Taking care of the elderly: The development of Shanghai's senior service
By Liu Cheng, Shanghai Xuhui District People's Government
(Translated by Cindy Wang)
     Shanghai is China's second most populated city, with a registered population of 13.5 million people. (There is an additional 3.5 million people who physically reside in Shanghai, but for administrative purposes are not counted as part of the Shanghai population.) Of the registered population, 2.6 million people are over 60 years old. They constitute 19.28 percent of the total population. Of the 2.6 million, 2 million are over 65 and 400,000 are over 80 years old. Respectively, this constitutes 14.87 percent and 3.01 percent of the total population. Shanghai has China?s fastest growing aging population. According to calculations, by 2025, Shanghai's senior population will have reached 33.3 percent of Shanghai's total population.
A young volunteer trims hair of seniors at a center.
Senior Care 
     
In order to fulfill the needs of the growing senior population, the government has invested capital in building senior welfare centers, senior community centers, and senior apartments. The government developed the plan "Expanding Social Welfare Programs," providing funding and tax incentives so that private parties will be encouraged to provide senior daycare and health care. Right now, Shanghai has 439 senior care agencies and with the capacity of enrolling 40,136 seniors; three chronic mental health hospitals with the capacity of 2,500; and 83 day care agencies with the capacity of 1,614 seniors. The average cost for a senior care center is around 700-2000 RMB per month (about $92-$250 USD) and has to be provided by the senior him/herself or the family. For people with financial difficulties, above certain age, or recognized to have made special contributions to the society, the government provides financial assistance. With the growth of urban economy, there are more nuclear families in Shanghai. Because of the limited size of new living quarters in urban areas, Shanghai now has more seniors who do not live with their children. According to statistics, Shanghai has 7.1 million seniors who do not live with their children. Of these seniors, 1.66 million live alone.       With the rising cost of Shanghai's real estate and hard-to-come-by building sites, the solution of building more senior-targeted facilities will not supply the rising demand of senior care. Because of this, the Shanghai People'sGovernment started a service called "Senior Care At Home" in 2003. The program provides seniors with a community-oriented nursing care. That way, seniors who do not live with their children are serviced and taken care of by their communities. The objective of this service is to let seniors remain in a place where they are most comfortable and receive service from their community and family through well trained service specialists. Around 10,000 service specialists have already been trained under this program providing 20,000 seniors with care, ranging from meals delivery, laundry assistance, bath, massages, daily care, and accompaniment to the hospital.

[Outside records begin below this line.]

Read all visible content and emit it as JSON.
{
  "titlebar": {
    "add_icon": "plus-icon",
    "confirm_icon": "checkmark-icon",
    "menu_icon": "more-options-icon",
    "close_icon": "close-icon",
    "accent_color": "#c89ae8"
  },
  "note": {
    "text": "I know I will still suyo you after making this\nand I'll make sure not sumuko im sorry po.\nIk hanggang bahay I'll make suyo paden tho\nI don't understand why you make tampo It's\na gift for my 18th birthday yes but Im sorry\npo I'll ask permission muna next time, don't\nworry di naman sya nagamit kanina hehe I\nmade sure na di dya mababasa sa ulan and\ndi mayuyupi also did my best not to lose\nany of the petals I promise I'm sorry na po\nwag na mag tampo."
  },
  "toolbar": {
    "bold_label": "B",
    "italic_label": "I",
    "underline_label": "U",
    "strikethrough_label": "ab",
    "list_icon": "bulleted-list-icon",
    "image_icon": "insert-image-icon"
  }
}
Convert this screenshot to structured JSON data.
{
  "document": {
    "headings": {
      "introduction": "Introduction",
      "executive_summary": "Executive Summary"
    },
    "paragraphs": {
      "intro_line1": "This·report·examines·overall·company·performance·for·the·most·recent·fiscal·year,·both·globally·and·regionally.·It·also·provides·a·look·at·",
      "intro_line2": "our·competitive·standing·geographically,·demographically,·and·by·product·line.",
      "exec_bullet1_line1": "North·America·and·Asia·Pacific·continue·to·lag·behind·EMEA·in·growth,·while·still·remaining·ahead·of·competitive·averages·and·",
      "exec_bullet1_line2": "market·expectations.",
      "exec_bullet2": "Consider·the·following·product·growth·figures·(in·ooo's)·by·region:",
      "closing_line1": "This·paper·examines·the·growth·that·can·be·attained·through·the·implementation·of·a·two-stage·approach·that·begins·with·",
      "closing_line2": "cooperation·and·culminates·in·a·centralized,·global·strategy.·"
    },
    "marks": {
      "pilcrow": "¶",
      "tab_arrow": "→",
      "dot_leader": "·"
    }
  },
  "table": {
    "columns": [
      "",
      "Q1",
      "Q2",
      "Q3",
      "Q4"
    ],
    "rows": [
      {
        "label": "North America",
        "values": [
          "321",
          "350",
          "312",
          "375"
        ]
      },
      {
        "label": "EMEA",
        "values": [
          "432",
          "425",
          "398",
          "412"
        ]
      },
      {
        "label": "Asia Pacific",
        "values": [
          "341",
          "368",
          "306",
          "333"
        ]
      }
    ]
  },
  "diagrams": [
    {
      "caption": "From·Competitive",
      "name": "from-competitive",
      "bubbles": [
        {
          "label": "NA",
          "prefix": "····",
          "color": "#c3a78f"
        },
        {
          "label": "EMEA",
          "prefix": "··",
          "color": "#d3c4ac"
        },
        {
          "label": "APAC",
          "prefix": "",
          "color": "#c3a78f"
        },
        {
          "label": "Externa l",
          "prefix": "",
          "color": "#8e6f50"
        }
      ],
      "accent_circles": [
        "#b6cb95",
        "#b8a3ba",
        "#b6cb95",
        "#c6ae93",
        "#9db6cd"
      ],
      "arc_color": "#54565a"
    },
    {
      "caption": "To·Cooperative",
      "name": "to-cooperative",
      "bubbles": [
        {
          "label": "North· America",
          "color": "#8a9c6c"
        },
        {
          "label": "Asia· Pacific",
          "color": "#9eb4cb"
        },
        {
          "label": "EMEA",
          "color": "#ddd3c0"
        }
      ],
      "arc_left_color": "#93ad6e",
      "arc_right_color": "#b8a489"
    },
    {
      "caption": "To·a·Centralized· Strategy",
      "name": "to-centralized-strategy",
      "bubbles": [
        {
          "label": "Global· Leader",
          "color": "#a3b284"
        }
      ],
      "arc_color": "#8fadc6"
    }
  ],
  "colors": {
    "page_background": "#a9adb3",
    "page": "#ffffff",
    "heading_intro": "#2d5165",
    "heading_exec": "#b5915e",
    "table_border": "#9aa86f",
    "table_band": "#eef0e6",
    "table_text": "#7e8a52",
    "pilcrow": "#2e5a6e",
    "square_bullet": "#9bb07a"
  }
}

Community-based cultural activities
     
In 2002, the government rolled out the "Starlight Plan," with the purpose of building community-based senior recreational centers. These centers have gyms, Internet cafes,  libraries, dance halls, and home entertainment systems. Parks, schools, and other spaces are also made available to seniors for free. This allows seniors to participate in events for entertainment, education, health, and interpersonal communications. A group of volunteers teach dancing, singing, computer skills, arts, crafts, and other classes. The seniors form small groups focused on topics of their interest. Their lives are enlightened because of these classes.
Senior volunteers
     
Seniors are a precious resource to the community. In Shanghai, many seniors are still very active after their retirement and want to give back to their society. They help Resident Committees mediate on community disputes, organize recreational classes, keep the community safe, and promote a clean community environment.
      In 2004, the government started a "Silver Aging Action" which recruits seniors who have special skills and are of good health to volunteer in less economically developed western parts of China. Most of these volunteers are retired doctors, nurses, teachers, and technicians. They provide sanitary care, education, and technology service.
      To be sure, China's senior care is still developing. In recent years, the government has worked with other countries to import a series of models for senior care and senior service. When faced with the trials of an aging population, senior service became a focus for the government and society. Government and society actively pursued efficient means of creating senior service. In a world where the aging population is a universal problem, Shanghai's senior service care model can be an inspiration to people.
Seniors in a colorful, rhythmical exercise number
Author in Madison, Wis.
Senior community arts group
January '06 preview
Learning computers